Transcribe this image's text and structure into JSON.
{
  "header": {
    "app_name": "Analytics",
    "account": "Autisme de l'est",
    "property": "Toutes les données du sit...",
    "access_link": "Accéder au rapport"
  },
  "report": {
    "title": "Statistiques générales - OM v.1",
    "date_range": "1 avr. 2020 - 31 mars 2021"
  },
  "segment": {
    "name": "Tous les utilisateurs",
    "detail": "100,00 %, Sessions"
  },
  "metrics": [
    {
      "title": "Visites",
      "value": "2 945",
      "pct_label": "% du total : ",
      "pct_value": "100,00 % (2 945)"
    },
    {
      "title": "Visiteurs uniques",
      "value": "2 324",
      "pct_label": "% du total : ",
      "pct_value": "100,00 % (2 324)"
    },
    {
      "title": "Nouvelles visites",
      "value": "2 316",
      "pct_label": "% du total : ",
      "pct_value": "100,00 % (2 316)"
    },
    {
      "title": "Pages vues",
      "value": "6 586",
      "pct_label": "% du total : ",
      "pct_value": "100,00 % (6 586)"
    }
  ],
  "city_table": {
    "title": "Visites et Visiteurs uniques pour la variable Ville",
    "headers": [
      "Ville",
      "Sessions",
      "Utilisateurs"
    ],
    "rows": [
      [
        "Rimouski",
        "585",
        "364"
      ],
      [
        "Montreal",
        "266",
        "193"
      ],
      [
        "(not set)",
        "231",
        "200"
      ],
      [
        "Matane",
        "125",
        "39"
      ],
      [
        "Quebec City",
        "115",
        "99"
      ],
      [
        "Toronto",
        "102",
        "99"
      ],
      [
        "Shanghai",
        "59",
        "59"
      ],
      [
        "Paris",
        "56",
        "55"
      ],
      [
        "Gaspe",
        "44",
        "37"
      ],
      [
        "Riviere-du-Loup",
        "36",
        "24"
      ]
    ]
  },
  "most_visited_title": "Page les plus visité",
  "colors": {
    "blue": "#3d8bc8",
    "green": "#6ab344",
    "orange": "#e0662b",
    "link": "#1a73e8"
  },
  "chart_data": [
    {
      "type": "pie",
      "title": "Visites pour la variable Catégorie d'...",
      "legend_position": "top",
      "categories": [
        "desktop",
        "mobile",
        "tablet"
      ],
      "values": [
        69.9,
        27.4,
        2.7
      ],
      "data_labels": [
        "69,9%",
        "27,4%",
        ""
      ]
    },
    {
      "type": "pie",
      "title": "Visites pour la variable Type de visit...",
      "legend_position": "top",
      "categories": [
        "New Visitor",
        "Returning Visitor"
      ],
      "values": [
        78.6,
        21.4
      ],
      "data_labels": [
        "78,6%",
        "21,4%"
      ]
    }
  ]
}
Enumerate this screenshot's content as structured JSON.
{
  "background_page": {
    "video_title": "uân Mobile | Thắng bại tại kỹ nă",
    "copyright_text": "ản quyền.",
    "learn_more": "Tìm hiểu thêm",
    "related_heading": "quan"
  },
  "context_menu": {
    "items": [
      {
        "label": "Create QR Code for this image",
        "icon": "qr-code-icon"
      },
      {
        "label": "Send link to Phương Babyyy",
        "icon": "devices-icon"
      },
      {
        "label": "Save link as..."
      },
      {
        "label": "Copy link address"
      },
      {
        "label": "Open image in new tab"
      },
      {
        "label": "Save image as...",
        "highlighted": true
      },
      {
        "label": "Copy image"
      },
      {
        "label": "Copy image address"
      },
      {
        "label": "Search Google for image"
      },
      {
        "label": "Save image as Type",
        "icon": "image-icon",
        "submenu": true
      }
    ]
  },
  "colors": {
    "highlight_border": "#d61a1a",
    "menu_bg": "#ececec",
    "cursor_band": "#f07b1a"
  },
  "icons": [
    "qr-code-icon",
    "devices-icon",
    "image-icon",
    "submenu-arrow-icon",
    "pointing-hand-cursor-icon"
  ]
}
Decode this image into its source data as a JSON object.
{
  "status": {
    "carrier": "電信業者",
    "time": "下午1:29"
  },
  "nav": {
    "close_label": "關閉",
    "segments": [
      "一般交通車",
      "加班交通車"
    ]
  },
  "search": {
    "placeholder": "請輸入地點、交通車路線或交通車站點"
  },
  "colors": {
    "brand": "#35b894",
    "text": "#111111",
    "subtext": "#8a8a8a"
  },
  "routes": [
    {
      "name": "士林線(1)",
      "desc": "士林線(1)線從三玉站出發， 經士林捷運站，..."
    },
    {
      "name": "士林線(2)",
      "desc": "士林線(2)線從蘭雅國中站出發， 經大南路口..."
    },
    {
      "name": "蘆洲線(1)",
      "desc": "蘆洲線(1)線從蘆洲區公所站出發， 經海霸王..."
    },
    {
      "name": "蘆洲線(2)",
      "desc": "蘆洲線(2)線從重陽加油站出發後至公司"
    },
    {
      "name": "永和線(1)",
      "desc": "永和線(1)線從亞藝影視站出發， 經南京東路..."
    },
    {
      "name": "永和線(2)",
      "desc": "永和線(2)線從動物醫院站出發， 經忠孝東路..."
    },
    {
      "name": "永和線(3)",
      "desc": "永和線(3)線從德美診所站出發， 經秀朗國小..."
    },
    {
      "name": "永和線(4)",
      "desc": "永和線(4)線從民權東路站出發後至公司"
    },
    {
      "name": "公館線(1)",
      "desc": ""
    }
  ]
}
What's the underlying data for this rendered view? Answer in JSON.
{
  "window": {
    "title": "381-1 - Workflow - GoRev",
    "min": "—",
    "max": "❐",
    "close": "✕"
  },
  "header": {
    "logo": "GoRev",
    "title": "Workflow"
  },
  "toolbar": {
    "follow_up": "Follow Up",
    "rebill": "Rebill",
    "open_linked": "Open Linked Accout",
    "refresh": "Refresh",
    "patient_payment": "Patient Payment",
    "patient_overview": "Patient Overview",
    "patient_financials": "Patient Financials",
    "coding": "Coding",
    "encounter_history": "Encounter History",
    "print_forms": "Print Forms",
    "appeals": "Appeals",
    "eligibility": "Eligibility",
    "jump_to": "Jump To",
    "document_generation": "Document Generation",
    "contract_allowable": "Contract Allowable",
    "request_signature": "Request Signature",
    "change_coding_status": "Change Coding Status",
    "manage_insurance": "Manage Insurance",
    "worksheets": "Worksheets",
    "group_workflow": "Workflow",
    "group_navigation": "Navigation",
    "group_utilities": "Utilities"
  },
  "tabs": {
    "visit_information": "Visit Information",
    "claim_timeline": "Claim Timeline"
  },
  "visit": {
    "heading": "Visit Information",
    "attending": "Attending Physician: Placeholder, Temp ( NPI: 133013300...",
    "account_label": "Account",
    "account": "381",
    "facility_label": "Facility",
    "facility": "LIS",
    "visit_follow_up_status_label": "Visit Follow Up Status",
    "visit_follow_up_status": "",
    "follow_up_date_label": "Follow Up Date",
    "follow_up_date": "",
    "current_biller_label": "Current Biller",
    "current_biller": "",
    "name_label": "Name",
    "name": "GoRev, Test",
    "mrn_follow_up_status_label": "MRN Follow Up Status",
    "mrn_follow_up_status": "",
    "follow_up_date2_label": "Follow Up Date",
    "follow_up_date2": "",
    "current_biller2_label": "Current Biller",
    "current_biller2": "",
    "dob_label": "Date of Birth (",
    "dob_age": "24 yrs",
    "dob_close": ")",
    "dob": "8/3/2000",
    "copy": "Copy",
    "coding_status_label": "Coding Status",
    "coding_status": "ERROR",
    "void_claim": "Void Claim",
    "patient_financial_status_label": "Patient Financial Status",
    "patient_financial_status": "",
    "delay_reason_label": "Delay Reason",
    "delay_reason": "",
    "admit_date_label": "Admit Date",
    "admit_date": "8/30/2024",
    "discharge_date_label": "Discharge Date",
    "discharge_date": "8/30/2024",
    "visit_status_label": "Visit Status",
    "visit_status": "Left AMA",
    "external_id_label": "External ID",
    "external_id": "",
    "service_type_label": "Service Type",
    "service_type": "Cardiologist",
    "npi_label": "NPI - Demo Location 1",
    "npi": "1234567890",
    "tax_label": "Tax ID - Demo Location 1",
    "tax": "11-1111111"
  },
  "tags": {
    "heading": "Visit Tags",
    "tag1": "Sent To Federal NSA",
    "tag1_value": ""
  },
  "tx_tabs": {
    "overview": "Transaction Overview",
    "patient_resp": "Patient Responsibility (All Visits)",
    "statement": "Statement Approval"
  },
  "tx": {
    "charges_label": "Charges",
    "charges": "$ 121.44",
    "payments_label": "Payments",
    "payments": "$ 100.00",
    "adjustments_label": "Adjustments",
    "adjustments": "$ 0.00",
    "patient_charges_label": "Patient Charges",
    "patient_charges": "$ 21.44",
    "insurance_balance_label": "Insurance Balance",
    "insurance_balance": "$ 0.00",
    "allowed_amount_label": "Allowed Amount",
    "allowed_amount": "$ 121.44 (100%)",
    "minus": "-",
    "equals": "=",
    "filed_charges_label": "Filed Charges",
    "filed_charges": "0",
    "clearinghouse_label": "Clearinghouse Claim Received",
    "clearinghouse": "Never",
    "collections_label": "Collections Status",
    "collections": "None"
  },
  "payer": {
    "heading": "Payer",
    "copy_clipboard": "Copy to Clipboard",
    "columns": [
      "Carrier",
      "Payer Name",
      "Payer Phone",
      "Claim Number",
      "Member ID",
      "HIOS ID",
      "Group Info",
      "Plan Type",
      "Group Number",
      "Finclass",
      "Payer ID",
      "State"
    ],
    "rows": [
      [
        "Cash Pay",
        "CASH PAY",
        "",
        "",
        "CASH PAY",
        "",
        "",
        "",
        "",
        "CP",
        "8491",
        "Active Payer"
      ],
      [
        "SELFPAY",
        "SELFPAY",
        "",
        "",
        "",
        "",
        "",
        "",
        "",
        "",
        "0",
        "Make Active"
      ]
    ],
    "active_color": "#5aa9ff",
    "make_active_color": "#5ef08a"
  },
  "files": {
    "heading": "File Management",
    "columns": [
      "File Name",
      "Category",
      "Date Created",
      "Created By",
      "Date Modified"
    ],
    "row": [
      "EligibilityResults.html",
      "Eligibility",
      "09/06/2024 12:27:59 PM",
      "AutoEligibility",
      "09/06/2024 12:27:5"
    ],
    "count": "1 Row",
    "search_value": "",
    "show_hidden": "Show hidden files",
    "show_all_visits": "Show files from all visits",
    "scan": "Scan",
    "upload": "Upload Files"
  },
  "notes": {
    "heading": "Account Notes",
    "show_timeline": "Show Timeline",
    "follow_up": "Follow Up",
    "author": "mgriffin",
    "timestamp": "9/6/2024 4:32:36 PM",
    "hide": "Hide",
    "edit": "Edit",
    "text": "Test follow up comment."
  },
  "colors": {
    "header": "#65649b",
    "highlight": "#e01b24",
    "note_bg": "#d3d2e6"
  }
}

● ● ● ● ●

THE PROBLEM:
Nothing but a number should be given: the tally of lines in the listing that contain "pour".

ANSWER TO THE PROBLEM:
3